The system can be customized to fit the needs of each user. The master dictionaries to which a user has access and the items in those master dictionaries determine the features available to that user. For example, the master dictionary for personnel might include all employee information and can be accessed by one set of users, while the procedures master dictionary might contain procedures on company policy and can be accessed by a different set of users. Furthermore, access to features within a master dictionary may be limited through various security features, such as user privilege levels and update and retrieval lock codes.

What is Advanced Pick?

The most recent version of the Pick System, Advanced Pick, retains all the functionality of earlier R83 and Open Architecture versions, while adding tools supporting dramatic improvements in the way applications are developed.

In Advanced Pick, an application is created with minimal source code. This is achieved by utilizing the inherent file structures and many application generation tools provided by the operating system. These tools include the Update and Output processors, processing codes, extended Access, and Pick/BASIC capabilities, as well as macro and menu utilities.

Level pushing provides the ability to interrupt a process and invoke any of these other tools on a new level. The interrupted process is pushed onto a stack and can be resumed at the exact location it was interrupted. Up to 16 levels can be pushed. This enhanced system mobility is a boon to development activities.

The improved B-tree structure allows for indexing and enhanced file searching capabilities. Processing codes, residing in three specific attributes of a dictionary item (the input conversion, correlative, and output conversion attributes), provide the ability to maintain and update files without the need of a Pick/BASIC program. These processing codes are used by the Pick System processors to define operations on data within the associated files at the system rather than program level.

The processing codes include:
- Algebraic functions,
- Assembly code executions,
- Pick/BASIC subroutine calls,
- Edit patterns,
- Input and output formats,
- Data conversions,
- If..then..else constructs.

The primary user interface to Advanced Pick is the Update processor. The Update processor is a dictionary-driven, full-screen editor and data processor. Refer to the "Update Processor" Introductory topic at the front of this book and the entry "Update Processor" in the body of the Reference Manual for more information.

Several sample accounts are provided with the system to help you get acquainted with the power of Advanced Pick. One of these accounts is the Personal Assistant (PA) account. The PA account demonstrates the features of Advanced Pick by through example of a complete (mini) application that itemizes names, addresses, phone numbers; writes checks and balances bank statements; and prepares and prints reports.

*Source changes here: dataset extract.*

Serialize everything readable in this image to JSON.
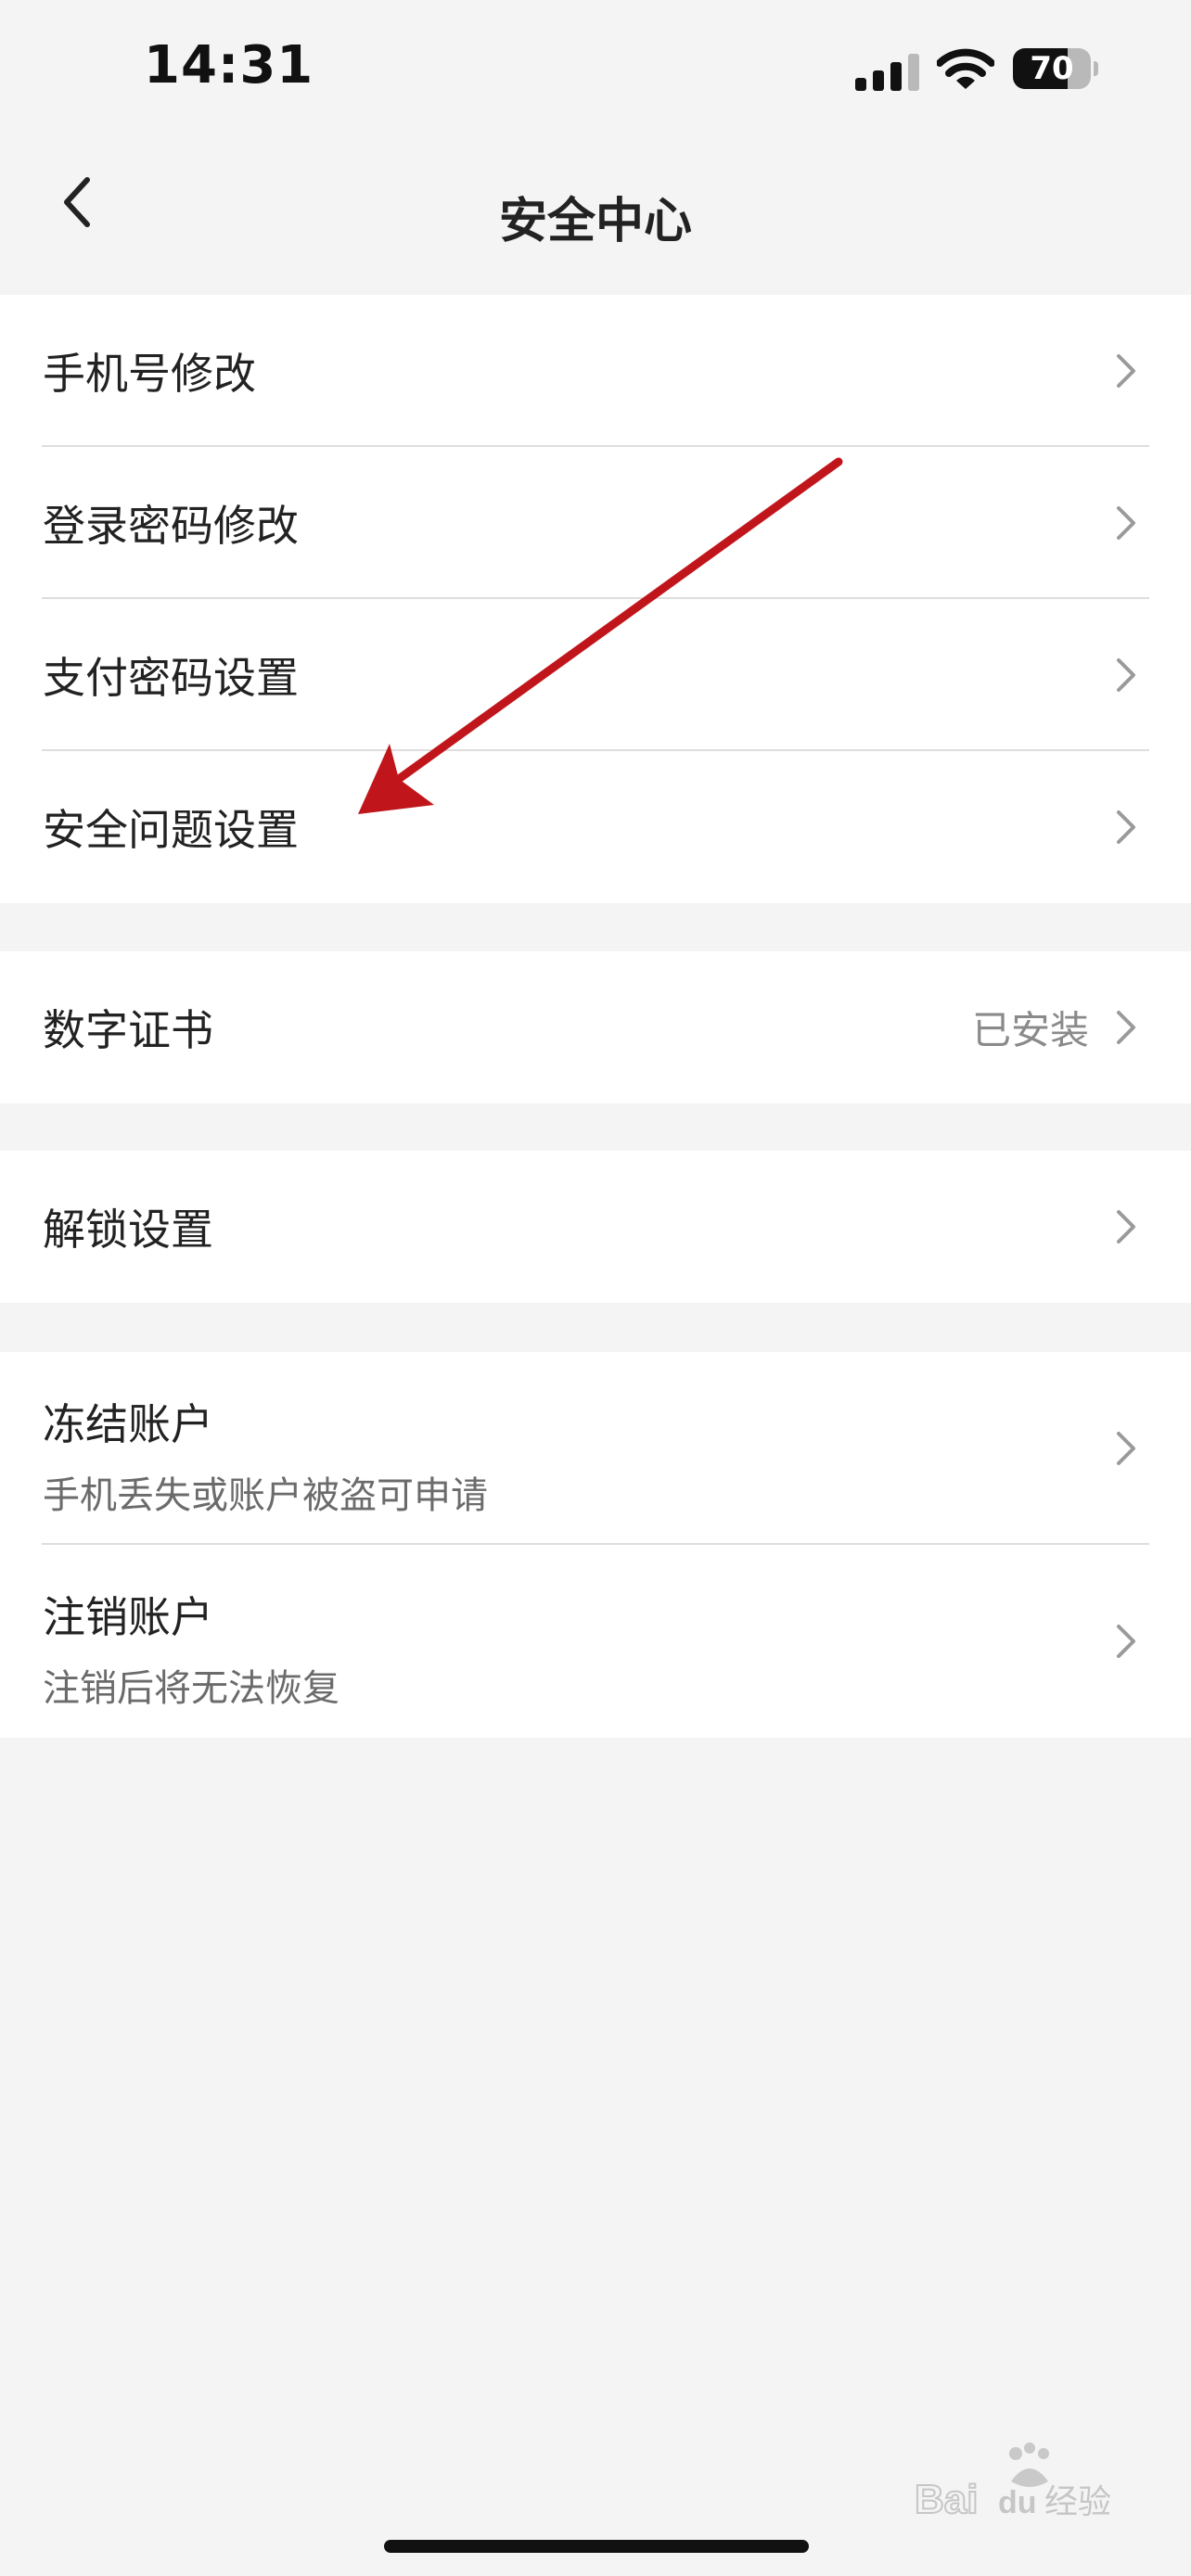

Another sample account is the Quality Assurance (QA) account. The QA account is made up of programs that can be used to test system functions and commands. QA also contains an option that can be used to report bugs and suggest enhancements to the Pick System.

Installing Advanced Pick

Pick Systems has provided a state-of-the-art operating system which is portable to many different hardware configurations, giving the user the most up-to-date system-level capabilities, plus the ability to upgrade hardware without the fear of needing to redevelop software. Current implementations include releases operating in conjunction with Unix on a variety of RISC-based systems, several native PC-based versions, a version supporting up to three users running as an MS-DOS application, DG/UX, SCO-Unix versions, and others. Refer to the installation guide that came with your Advanced Pick package for detailed installation instructions.